A Black Newton firefighter is suing the city for creating a hostile work environment.
In a lawsuit filed this week in Middlesex Superior Court, Lee Gilliam said his fellow firefighters made derogatory comments about Black people and criticized him when he complained.
Gilliam said firefighters also defended the Confederate flag and insisted the "situation for Blacks had progressed enough since slavery." When Gilliam complained to the chief, he said he was told it was best he transfer to another firehouse.
In addition, Gilliam said a lieutenant claimed that Black people play the "victim" card and defended the actions of police who killed Black men.
Gilliam's lawyer, David Summer, said Gilliam just wants these kinds of discussions to stop.
"He just wants to go to work, do his job and not feel like he has to go to work and be uncomfortable," Summer said.
Gilliam said he was also forced to work for a lieutenant who the city found used the "n-word" against him. He alleges that lieutenant passed Gilliam over for a promotion.
Newton Director of Human Resources Michelle Pizzi O’Brien said in a statement the city began an outside investigation into Gilliam's allegations weeks ago and is "moving forward with a sense of urgency regarding this matter."
"We are committed to providing a workplace environment where all our employees feel welcome, included and heard," the statement said. "The city is committed to continuing a full investigation of these concerns and ensuring a safe and positive work environment."
Gilliam's lawsuit follows a decision by the state's highest court in April that found Brookline was wrong to fire a firefighter who made threats after a lieutenant inadvertently left him a voicemail message calling him the n-word.
The Supreme Judicial Court said Brookline was responsible for Gerald Alston's "unfitness" for duty, because of how the town handled the racist incident.

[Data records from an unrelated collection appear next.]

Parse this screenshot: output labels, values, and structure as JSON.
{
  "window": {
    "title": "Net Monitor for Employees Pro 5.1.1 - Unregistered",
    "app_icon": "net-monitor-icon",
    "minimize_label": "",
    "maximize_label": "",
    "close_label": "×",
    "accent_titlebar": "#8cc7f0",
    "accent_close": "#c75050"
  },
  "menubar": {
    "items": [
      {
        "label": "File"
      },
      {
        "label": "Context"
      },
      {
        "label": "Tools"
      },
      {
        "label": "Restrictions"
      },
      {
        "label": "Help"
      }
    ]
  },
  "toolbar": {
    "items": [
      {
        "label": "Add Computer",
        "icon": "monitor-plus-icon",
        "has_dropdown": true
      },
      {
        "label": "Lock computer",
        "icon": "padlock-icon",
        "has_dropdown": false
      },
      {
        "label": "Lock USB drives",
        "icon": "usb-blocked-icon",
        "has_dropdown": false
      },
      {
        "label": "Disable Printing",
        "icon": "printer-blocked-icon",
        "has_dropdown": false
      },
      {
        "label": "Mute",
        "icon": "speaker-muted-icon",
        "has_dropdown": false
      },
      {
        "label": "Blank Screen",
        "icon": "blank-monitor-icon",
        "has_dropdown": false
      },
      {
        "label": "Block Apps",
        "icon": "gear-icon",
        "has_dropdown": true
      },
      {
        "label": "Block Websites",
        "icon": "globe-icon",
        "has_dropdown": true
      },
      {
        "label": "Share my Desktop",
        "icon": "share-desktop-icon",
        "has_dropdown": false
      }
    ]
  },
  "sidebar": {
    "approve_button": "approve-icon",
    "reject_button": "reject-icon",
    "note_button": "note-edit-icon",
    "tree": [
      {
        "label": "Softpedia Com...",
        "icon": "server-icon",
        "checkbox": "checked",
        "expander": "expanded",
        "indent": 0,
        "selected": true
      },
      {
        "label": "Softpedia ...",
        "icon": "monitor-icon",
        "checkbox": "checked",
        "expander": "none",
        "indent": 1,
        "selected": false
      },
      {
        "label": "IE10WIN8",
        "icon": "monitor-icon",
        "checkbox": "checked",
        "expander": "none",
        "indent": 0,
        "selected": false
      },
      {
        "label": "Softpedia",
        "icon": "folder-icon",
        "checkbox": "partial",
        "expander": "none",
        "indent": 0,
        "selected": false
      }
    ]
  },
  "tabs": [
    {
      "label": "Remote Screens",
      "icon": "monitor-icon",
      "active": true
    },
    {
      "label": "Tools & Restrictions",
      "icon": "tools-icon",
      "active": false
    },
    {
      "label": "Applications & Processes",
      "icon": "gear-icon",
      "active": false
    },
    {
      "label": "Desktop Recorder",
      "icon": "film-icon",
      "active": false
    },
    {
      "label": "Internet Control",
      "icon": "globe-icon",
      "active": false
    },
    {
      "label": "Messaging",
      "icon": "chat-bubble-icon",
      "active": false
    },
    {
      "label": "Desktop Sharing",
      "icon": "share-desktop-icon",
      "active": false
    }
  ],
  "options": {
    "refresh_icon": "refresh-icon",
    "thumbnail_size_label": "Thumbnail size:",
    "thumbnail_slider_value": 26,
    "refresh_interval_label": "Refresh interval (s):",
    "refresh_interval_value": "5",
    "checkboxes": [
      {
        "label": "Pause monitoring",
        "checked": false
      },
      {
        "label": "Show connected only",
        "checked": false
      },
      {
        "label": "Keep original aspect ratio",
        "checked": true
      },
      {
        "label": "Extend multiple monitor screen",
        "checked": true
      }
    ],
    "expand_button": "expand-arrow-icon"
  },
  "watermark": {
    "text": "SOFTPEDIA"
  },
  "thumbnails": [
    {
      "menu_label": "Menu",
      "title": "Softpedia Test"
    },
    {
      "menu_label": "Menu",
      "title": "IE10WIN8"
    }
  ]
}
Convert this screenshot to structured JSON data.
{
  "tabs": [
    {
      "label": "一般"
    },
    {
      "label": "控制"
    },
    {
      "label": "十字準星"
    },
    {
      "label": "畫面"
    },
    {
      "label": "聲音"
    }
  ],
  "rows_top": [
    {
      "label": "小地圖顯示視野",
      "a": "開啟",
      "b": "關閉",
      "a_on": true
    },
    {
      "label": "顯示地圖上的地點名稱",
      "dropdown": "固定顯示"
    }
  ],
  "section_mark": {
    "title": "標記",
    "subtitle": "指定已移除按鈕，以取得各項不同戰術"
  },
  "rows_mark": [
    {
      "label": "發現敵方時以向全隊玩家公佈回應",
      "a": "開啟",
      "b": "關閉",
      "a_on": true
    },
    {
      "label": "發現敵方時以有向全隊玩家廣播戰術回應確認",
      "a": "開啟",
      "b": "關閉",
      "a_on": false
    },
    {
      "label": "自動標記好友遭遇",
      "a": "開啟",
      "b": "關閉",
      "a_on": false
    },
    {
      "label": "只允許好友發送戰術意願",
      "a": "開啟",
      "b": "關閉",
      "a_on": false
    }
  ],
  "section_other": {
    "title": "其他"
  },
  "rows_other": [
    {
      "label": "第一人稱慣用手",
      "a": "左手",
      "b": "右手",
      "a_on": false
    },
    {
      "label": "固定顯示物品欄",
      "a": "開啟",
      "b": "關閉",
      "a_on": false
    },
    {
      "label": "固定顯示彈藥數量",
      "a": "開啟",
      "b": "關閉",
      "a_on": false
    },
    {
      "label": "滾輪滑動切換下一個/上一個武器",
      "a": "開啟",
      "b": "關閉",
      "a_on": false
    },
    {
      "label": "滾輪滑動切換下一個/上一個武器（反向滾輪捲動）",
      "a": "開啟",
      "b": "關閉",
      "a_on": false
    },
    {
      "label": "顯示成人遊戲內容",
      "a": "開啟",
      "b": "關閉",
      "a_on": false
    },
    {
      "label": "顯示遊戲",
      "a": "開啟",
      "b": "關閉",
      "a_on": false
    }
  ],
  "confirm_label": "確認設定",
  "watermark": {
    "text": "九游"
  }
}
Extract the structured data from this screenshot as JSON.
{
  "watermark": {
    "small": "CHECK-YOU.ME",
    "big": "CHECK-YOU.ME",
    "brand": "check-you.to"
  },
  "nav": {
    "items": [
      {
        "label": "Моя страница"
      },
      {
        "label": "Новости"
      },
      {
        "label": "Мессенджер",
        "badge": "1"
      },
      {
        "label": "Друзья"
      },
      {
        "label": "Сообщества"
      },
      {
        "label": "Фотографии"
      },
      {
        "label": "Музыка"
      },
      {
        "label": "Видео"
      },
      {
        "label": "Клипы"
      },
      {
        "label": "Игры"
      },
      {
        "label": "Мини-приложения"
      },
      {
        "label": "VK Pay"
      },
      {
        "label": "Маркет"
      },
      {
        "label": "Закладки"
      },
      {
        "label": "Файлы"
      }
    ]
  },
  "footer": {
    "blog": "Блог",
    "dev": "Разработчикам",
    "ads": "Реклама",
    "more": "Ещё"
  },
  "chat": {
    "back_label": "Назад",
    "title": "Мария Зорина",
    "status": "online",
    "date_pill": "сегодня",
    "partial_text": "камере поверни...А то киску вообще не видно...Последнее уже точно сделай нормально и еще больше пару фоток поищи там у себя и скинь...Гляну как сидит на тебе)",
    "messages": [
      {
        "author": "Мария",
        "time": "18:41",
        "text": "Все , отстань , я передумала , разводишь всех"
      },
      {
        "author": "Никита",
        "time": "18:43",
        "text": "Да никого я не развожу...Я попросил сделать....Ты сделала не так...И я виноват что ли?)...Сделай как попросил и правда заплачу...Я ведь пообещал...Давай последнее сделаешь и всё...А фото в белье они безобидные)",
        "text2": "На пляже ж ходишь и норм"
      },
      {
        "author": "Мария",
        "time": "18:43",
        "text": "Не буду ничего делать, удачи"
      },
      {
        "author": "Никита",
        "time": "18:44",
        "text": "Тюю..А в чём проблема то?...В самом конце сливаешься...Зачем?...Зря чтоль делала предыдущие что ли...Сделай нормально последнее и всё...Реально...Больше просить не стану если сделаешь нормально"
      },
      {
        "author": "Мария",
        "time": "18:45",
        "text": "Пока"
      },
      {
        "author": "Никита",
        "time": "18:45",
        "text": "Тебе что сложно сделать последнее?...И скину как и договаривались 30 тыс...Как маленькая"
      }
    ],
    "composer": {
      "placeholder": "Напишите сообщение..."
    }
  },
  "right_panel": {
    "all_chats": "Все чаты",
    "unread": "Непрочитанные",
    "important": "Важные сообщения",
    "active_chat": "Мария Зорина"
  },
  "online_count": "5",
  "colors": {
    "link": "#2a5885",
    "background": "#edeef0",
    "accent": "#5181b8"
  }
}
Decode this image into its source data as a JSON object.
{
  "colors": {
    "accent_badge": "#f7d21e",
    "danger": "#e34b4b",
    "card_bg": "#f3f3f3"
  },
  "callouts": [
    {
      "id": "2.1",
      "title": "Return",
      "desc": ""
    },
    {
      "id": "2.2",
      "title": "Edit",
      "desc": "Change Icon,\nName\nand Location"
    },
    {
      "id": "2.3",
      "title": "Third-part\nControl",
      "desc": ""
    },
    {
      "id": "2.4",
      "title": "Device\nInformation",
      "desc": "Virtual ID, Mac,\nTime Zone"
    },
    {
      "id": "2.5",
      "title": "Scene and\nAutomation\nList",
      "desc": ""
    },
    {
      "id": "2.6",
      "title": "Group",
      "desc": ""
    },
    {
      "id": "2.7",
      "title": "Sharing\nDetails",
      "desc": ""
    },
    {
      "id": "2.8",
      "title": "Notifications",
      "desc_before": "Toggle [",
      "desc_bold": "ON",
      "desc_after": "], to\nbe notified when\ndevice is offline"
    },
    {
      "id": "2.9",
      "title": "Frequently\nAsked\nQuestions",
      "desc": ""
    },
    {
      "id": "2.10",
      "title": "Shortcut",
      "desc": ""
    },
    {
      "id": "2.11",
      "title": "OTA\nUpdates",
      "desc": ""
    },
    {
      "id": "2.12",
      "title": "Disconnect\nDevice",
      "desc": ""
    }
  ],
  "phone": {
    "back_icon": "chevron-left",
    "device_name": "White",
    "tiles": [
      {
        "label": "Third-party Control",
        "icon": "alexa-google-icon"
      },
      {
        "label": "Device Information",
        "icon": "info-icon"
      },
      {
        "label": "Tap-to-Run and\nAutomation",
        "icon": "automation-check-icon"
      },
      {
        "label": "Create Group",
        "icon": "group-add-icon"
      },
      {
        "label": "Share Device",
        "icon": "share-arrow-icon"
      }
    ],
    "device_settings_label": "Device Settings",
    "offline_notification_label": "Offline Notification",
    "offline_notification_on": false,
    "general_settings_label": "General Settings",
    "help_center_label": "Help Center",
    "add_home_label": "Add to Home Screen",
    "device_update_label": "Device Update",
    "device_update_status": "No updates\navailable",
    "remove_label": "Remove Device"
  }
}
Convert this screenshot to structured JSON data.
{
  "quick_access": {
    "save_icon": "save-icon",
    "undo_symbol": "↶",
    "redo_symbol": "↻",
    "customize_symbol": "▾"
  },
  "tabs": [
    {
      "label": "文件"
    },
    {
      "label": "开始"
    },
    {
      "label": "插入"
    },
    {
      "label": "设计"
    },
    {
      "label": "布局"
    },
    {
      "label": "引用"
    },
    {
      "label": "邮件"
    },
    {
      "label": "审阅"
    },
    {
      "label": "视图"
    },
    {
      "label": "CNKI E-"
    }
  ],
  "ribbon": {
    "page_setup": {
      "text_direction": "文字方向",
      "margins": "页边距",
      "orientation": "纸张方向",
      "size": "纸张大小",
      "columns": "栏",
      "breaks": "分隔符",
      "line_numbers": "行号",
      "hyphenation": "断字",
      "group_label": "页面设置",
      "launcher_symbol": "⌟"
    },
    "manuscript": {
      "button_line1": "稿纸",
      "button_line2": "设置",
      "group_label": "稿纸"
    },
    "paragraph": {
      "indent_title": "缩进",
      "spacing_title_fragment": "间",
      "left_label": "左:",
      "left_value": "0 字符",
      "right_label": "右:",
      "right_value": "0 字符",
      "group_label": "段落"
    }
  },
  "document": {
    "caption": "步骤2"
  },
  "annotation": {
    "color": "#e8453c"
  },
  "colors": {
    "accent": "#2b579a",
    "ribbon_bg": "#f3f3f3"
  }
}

“Hopefully with this decision, no other minority firefighter, no other female firefighter, no other firefighter who may feel like they're not a part of this this firefighting family, will ever have to go through something like this again," Alston told WBUR in April.